Week 11


5.1. Eigenvalues and Eigenvectors
5.2. The Characteristic Equation

page 308-310: 2,3,7,13,17,19,23
page 317-318: 2,5,12,15,20,21
Group-Work: Eigenvalues and Eigenspaces
Week 12

5.3. Diagonalization
Exam 3: Thursday, April 16
page 325-327: 1,4,5,9,11,23,24,31


Week 13


6.1. Inner Product and Orthogonality
6.2. Orthogonal Sets

page 382-384: 5,10,13,15,17,20,25
page 392-393: 1,2,9,11,14,20,26,27
Group-Work: Orthogonality
Week 14

6.4. Gram-Schmidt Process

page 407-409: 3,7,9
Group-Work: Gram-Schmidt
Week of Finals: 5/4-5/9


Final Exam: Saturday, May 9, 1:00-3:00, MSB 311


Office Hours during Final Exams' week:
Friday, May 8, 1:30-2:30, and Saturday, May 9, 12:00-1:00

Academic Integrity

A fundamental tenet of all educational institutions is academic honesty; academic work depends upon respect for and acknowledgment of the research and ideas of others. Misrepresenting someone else's work as one's own is a serious offense in any academic setting and it will not be condoned. Academic misconduct includes, but is not limited to, providing or receiving assistance in a manner not authorized by the instructor in the creation of work to be submitted for academic evaluation (e.g. papers, projects, and examinations); any attempt to influence improperly (e.g. bribery, threats)any member of the faculty, staff, or administration of the University in any matter pertaining to academics or research; presenting, as one's own,the ideas or words of another for academic evaluation; doing unauthorized academic work for which another person will receive credit or be evaluated; and presenting the same or substantially the same papers or projects in two or more courses without the explicit permission of the instructors involved. A student who knowingly assists another student in committing an act of academic misconduct shall be equally accountable for the violation, and shall be subject to the sanctions and other remedies described in The Student Code.
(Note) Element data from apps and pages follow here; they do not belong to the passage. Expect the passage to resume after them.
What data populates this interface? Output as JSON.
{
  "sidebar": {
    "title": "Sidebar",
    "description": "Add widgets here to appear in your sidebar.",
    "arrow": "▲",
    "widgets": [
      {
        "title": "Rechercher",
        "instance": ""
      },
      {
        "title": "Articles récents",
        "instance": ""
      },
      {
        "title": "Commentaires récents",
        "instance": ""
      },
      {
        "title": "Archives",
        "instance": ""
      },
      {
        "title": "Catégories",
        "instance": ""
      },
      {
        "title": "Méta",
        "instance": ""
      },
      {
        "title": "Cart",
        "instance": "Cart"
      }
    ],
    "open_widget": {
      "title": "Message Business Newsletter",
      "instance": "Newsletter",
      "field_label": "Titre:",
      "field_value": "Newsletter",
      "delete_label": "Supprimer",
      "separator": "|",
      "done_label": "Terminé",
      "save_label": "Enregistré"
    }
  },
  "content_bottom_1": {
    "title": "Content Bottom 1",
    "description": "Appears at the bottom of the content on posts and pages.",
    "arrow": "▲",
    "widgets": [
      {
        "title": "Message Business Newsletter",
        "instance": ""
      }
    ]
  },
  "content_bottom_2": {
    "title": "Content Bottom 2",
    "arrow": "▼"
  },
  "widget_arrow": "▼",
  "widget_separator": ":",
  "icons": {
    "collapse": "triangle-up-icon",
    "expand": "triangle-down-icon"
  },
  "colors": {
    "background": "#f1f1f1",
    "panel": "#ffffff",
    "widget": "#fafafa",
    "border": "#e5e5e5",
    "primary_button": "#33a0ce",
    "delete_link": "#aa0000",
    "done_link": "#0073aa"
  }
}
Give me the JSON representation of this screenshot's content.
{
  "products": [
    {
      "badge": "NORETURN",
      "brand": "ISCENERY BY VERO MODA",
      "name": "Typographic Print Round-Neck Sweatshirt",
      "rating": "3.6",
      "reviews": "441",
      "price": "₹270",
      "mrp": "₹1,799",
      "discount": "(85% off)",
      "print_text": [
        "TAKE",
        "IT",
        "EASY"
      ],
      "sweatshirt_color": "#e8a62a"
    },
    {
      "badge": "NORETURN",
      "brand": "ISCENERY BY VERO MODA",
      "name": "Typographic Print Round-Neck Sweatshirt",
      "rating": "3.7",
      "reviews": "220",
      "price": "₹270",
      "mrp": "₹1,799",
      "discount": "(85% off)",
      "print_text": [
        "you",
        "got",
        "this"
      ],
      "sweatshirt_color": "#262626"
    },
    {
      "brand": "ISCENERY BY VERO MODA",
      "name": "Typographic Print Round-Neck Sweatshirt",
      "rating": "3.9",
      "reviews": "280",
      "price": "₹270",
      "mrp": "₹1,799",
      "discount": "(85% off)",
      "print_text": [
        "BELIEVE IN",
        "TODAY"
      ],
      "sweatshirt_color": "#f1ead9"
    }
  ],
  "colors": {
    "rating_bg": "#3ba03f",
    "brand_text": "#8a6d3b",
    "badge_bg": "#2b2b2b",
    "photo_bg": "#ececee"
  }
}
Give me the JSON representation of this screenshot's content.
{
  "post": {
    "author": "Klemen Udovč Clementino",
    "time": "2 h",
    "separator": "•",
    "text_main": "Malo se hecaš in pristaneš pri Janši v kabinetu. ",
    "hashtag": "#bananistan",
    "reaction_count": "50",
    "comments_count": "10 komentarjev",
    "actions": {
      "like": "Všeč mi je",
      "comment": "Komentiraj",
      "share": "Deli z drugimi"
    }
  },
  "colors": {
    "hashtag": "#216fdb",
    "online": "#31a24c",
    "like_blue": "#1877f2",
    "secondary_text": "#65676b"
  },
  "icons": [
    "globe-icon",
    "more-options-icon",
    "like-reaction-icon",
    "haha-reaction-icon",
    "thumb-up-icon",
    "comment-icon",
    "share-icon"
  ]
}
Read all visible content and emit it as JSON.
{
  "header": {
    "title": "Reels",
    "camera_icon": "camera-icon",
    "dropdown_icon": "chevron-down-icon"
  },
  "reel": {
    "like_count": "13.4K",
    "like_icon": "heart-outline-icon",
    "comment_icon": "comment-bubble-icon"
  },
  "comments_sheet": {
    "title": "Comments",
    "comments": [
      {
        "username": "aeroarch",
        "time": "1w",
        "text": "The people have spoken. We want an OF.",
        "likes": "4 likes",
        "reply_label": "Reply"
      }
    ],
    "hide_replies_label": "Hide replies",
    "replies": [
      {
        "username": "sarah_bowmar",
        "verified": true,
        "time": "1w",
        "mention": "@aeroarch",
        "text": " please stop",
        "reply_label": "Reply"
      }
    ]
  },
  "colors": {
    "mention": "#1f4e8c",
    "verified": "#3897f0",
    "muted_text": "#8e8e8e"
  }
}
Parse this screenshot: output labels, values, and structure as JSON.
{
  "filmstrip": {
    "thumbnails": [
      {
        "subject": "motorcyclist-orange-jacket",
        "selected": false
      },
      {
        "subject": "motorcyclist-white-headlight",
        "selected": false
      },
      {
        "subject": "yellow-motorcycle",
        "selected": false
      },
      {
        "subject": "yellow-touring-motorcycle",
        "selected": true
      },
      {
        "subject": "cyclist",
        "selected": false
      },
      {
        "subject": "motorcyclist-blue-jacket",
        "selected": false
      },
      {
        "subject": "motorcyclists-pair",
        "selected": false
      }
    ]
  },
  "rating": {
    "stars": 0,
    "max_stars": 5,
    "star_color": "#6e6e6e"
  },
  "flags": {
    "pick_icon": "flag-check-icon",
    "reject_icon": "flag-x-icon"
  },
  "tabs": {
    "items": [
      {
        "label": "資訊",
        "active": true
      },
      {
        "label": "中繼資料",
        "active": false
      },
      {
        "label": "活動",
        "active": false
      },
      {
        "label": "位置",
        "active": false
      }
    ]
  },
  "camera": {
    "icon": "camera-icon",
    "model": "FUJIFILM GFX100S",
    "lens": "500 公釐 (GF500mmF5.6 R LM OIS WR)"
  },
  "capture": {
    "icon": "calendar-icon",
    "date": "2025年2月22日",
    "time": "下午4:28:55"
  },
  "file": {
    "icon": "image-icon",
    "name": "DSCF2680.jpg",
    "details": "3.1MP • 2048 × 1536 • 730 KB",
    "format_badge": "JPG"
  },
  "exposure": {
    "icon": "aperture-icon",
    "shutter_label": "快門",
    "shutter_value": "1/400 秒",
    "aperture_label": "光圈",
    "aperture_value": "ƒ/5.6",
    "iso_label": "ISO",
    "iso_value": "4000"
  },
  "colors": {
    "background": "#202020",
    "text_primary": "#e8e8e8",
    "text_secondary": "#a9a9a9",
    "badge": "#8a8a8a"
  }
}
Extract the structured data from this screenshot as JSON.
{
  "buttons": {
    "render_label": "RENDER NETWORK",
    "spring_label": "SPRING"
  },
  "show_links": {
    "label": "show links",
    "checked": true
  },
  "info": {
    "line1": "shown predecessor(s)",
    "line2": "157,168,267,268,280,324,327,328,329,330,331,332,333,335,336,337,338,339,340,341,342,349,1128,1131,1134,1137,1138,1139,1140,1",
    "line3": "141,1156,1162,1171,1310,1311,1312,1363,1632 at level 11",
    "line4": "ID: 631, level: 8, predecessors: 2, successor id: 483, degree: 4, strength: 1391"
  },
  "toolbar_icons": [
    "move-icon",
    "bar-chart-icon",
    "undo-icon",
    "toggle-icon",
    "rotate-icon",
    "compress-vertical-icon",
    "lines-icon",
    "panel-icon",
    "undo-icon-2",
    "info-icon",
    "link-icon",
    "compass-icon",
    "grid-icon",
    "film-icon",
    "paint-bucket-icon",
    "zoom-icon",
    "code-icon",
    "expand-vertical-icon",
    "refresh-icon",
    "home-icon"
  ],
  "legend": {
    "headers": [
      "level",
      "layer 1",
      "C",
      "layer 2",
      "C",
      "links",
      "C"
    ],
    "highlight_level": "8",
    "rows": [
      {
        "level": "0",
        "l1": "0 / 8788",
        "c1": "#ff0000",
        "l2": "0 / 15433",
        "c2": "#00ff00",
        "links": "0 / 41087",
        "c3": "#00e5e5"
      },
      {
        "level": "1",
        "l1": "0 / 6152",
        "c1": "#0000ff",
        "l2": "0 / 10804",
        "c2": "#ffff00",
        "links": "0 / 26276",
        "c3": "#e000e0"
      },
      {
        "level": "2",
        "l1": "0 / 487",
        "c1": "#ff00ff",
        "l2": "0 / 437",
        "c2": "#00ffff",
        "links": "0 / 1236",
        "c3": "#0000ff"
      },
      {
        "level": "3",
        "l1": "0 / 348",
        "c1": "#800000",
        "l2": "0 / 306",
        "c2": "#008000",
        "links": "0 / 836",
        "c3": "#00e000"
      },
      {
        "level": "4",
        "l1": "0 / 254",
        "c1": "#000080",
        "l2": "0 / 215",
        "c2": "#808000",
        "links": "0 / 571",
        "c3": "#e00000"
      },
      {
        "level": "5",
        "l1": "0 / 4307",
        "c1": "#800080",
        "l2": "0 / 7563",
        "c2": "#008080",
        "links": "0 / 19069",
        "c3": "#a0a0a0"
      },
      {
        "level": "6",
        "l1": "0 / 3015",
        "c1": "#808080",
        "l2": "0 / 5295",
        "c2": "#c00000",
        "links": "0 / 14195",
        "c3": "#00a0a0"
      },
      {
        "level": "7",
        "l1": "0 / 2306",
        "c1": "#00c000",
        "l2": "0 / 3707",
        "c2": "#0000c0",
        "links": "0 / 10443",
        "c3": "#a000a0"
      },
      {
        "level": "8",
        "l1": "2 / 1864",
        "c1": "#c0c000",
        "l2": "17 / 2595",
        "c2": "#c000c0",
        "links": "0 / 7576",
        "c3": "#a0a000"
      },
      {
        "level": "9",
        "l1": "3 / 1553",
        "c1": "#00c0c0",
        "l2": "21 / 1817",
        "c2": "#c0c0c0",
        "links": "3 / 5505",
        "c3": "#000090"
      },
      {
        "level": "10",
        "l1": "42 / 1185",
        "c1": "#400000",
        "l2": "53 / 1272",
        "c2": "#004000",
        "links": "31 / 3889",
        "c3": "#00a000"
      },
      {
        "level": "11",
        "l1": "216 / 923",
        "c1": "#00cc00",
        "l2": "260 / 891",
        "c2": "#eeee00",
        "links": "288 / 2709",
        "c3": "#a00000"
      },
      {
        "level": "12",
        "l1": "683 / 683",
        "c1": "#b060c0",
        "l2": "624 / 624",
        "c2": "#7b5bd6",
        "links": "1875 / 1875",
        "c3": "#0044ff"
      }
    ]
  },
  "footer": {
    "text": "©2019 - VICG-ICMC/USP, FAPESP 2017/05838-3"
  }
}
Student Support Services

green divider

This page is maintained by Sarah Glaz pooh                  
Last modified: Spring 2009